T. S. Eliot said April is the cruelest month, but I vote for January. Where I live, January is blizzard month. Christmas, with all its cheerful songs and twinkling lights cutting the cold darkness, is over and done. January finds me peeling Christmas lights from the frozen ground, lights that stopped working a couple of weeks ago anyway, and tossing them away like the bright hopes they represented.
We’re staring down the barrel of a new year, with new demands–or old ones depressingly unfinished. Maybe we accomplished what we wanted last year, and now we’re feeling underwhelmed with the results. Or we didn’t, and we feel guilty because perhaps we never will.
Then there’s the fear of missing out, also known as FOMO.

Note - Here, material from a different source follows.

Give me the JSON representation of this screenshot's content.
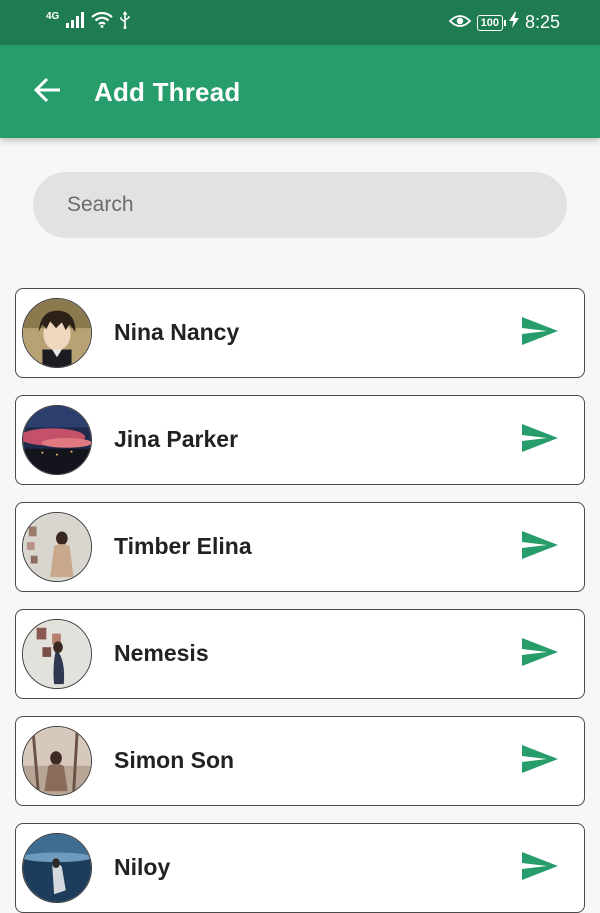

All your friends (well, it seems like all of them) are jetting off to someplace with palm trees and warm sun while you’re stuck in gray sleet, shoving snow boots on toddler feet for the fifth time in two hours. Someone you barely know on Facebook got a gorgeous cobalt-blue Mini Cooper with checkered racing mirrors for Christmas (fill in your dream car here—this is clearly mine) and is posting photo after photo, filling you with uncomfortable envy. Your rusty 2003 Civic isn’t looking so good by comparison.
Comparison. That’s the demon word. Comparison is really the coldest part of January.
In January, it suddenly looks as if everyone else has had or is going to have a better year, and we simply cannot handle our own envious souls. We dwell on the nicer things or more exotic vacation or better-behaved kids all our friends obviously have. In the cold dark days of winter, with little energy to do otherwise, we begin to compare lives.
That never, ever ends well.
I’ve been there. I’ve stared at the vacation pics. I’ve envied the writing victories of others. I’ve noted the college scholarships other moms seemingly wave in my face. And I’ve realized I have a choice. I can live in the wintry lie of scarcity, or I can choose generous joy.
A scarcity mentality tells me there isn’t enough to go around. If someone’s child gets into Yale, mine somehow has fewer opportunities. If a friend goes to Greece in January, suddenly there isn’t enough sun here in Chicago. If you get a writing contract or a job promotion, my chances are lower since, obviously, there is a limit to how many people can succeed.
A scarcity mentality is a lie straight from the wintry soul of the devil.
Here’s the thing we need to know: God doesn’t play the scarcity game. God is not zero-sum. He does not operate in a world where if one person wins, another must lose. God is a win-win God. He has enough for us all. We can never, ever, truly miss out.
FOMO happens when, like the older brother in the prodigal son story did (see Luke 15), we focus on what someone else is receiving and never see the depth of love in the Father’s eyes–love that’s been there for us all along.
“Whatever is good and perfect is a gift coming down to us from God our Father, who created all the lights in the heavens. He never changes or casts a shifting shadow” (James 1.17 NLT). God doesn’t shift—his love and provision for us never changes. It’s there, still there, through the most relentless January storm, no matter what anyone else has.
What do we to fight the chilling effect of comparison in this coldest, harshest month? We choose to share the joy. “Don’t just pretend to love others. Really love them…Be happy with those who are happy” (Romans 12:9, 15 NLT).
Click “like” on the vacation photos. Make an encouraging comment on the “proud mom” post. Say a prayer of thanks that someone received that promotion or gift of her dreams. No matter how many times that mama has bragged or how many pics she’s put up, just keep saying yes to her joy. I can guarantee this: FOMO dissipates in equal parts with the generosity of our joy for others. It never hurts us to share joy. It can help enormously when we feel the creeping icicles of envy stabbing into our hearts.
We can choose self-pity in the face of others’ joy or not. We can choose happiness for another or not. We can choose to compare our own circumstances to another’s or to accept both as good gifts from the Father of all lights.
We are not the victims of our own discontent.
Sure, for a lover of spring like me, January is still going to be kind of awful. I can choose, though, never to miss out on God’s good gifts right in front of me, no matter the weather.
Jill Richardson is a writer, speaker, pastor, mom of three, and author of five books. She likes to travel, grow flowers, read Tolkien, and research her next project. She believes in Jesus, grace, restoration, kindness, justice, and dark chocolate. Her passion is partnering with the next generation of faith. Jill blogs at jillmrichardson.com.
Photograph © Tony Ross, used with permission